- **EXERCISE INPUTS**
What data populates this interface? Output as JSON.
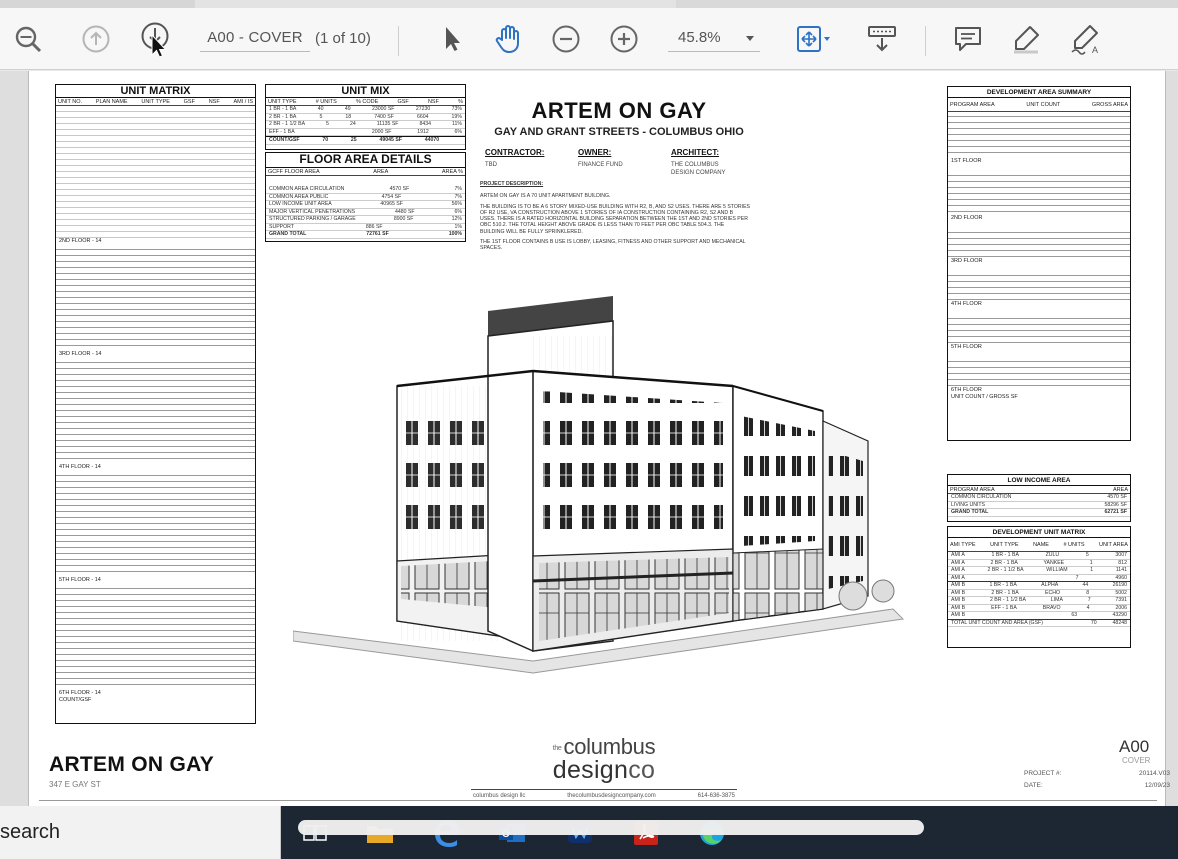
{
  "toolbar": {
    "page_label": "A00 - COVER",
    "page_count": "(1 of 10)",
    "zoom": "45.8%"
  },
  "sheet": {
    "unit_matrix_title": "UNIT MATRIX",
    "unit_matrix_cols": [
      "UNIT NO.",
      "PLAN NAME",
      "UNIT TYPE",
      "GSF",
      "NSF",
      "AMI / IS"
    ],
    "unit_matrix_sections": [
      "2ND FLOOR - 14",
      "3RD FLOOR - 14",
      "4TH FLOOR - 14",
      "5TH FLOOR - 14",
      "6TH FLOOR - 14"
    ],
    "unit_matrix_footer": "COUNT/GSF",
    "unit_mix_title": "UNIT MIX",
    "unit_mix_cols": [
      "UNIT TYPE",
      "# UNITS",
      "% CODE",
      "GSF",
      "NSF",
      "%"
    ],
    "unit_mix_rows": [
      [
        "1 BR - 1 BA",
        "40",
        "49",
        "23000 SF",
        "27230",
        "73%"
      ],
      [
        "2 BR - 1 BA",
        "5",
        "18",
        "7400 SF",
        "6604",
        "19%"
      ],
      [
        "2 BR - 1 1/2 BA",
        "5",
        "24",
        "11135 SF",
        "8434",
        "11%"
      ],
      [
        "EFF - 1 BA",
        "",
        "",
        "2000 SF",
        "1912",
        "6%"
      ],
      [
        "COUNT/GSF",
        "70",
        "25",
        "49045 SF",
        "44070",
        ""
      ]
    ],
    "floor_area_title": "FLOOR AREA DETAILS",
    "floor_area_cols": [
      "GCFF FLOOR AREA",
      "AREA",
      "AREA %"
    ],
    "floor_area_rows": [
      [
        "COMMON AREA CIRCULATION",
        "4570 SF",
        "7%"
      ],
      [
        "COMMON AREA PUBLIC",
        "4754 SF",
        "7%"
      ],
      [
        "LOW INCOME UNIT AREA",
        "40965 SF",
        "56%"
      ],
      [
        "MAJOR VERTICAL PENETRATIONS",
        "4480 SF",
        "6%"
      ],
      [
        "STRUCTURED PARKING / GARAGE",
        "8900 SF",
        "12%"
      ],
      [
        "SUPPORT",
        "886 SF",
        "1%"
      ],
      [
        "GRAND TOTAL",
        "72761 SF",
        "100%"
      ]
    ],
    "title": "ARTEM ON GAY",
    "subtitle": "GAY AND GRANT STREETS - COLUMBUS OHIO",
    "contractor_label": "CONTRACTOR:",
    "contractor": "TBD",
    "owner_label": "OWNER:",
    "owner": "FINANCE FUND",
    "architect_label": "ARCHITECT:",
    "architect_line1": "THE COLUMBUS",
    "architect_line2": "DESIGN COMPANY",
    "desc_heading": "PROJECT DESCRIPTION:",
    "desc_p1": "ARTEM ON GAY IS A 70 UNIT APARTMENT BUILDING.",
    "desc_p2": "THE BUILDING IS TO BE A 6 STORY MIXED-USE BUILDING WITH R2, B, AND S2 USES. THERE ARE 5 STORIES OF R2 USE, VA CONSTRUCTION ABOVE 1 STORIES OF IA CONSTRUCTION CONTAINING R2, S2 AND B USES. THERE IS A RATED HORIZONTAL BUILDING SEPARATION BETWEEN THE 1ST AND 2ND STORIES PER OBC 510.2. THE TOTAL HEIGHT ABOVE GRADE IS LESS THAN 70 FEET PER OBC TABLE 504.3. THE BUILDING WILL BE FULLY SPRINKLERED.",
    "desc_p3": "THE 1ST FLOOR CONTAINS B USE IS LOBBY, LEASING, FITNESS AND OTHER SUPPORT AND MECHANICAL SPACES.",
    "dev_area_title": "DEVELOPMENT AREA SUMMARY",
    "dev_area_cols": [
      "PROGRAM AREA",
      "UNIT COUNT",
      "GROSS AREA"
    ],
    "dev_area_floors": [
      "1ST FLOOR",
      "2ND FLOOR",
      "3RD FLOOR",
      "4TH FLOOR",
      "5TH FLOOR",
      "6TH FLOOR"
    ],
    "dev_area_total": "UNIT COUNT / GROSS SF",
    "low_income_title": "LOW INCOME AREA",
    "low_income_cols": [
      "PROGRAM AREA",
      "AREA"
    ],
    "low_income_rows": [
      [
        "COMMON CIRCULATION",
        "4570 SF"
      ],
      [
        "LIVING UNITS",
        "58296 SF"
      ],
      [
        "GRAND TOTAL",
        "62721 SF"
      ]
    ],
    "dev_unit_title": "DEVELOPMENT UNIT MATRIX",
    "dev_unit_cols": [
      "AMI TYPE",
      "UNIT TYPE",
      "NAME",
      "# UNITS",
      "UNIT AREA"
    ],
    "dev_unit_rows": [
      [
        "AMI A",
        "1 BR - 1 BA",
        "ZULU",
        "5",
        "3007"
      ],
      [
        "AMI A",
        "2 BR - 1 BA",
        "YANKEE",
        "1",
        "812"
      ],
      [
        "AMI A",
        "2 BR - 1 1/2 BA",
        "WILLIAM",
        "1",
        "1141"
      ],
      [
        "AMI A",
        "",
        "",
        "7",
        "4960"
      ],
      [
        "AMI B",
        "1 BR - 1 BA",
        "ALPHA",
        "44",
        "26190"
      ],
      [
        "AMI B",
        "2 BR - 1 BA",
        "ECHO",
        "8",
        "5002"
      ],
      [
        "AMI B",
        "2 BR - 1 1/2 BA",
        "LIMA",
        "7",
        "7391"
      ],
      [
        "AMI B",
        "EFF - 1 BA",
        "BRAVO",
        "4",
        "2006"
      ],
      [
        "AMI B",
        "",
        "",
        "63",
        "43290"
      ],
      [
        "TOTAL UNIT COUNT AND AREA (GSF)",
        "",
        "",
        "70",
        "48248"
      ]
    ],
    "bottom_title": "ARTEM ON GAY",
    "bottom_address": "347 E GAY ST",
    "logo_small": "the",
    "logo_line1": "columbus",
    "logo_line2a": "design",
    "logo_line2b": "co",
    "logo_foot": [
      "columbus design llc",
      "thecolumbusdesigncompany.com",
      "614-636-3875"
    ],
    "sheet_number": "A00",
    "sheet_name": "COVER",
    "project_label": "PROJECT #:",
    "project_value": "20114.V03",
    "date_label": "DATE:",
    "date_value": "12/09/23"
  },
  "taskbar": {
    "search_text": "search"
  },
  "colors": {
    "toolbar_icon": "#6b6b6b",
    "selected_icon": "#2d72c4",
    "taskbar_bg": "#1d2733"
  }
}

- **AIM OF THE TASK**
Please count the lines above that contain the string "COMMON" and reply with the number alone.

- **ANSWER TO THIS EXERCISE**
3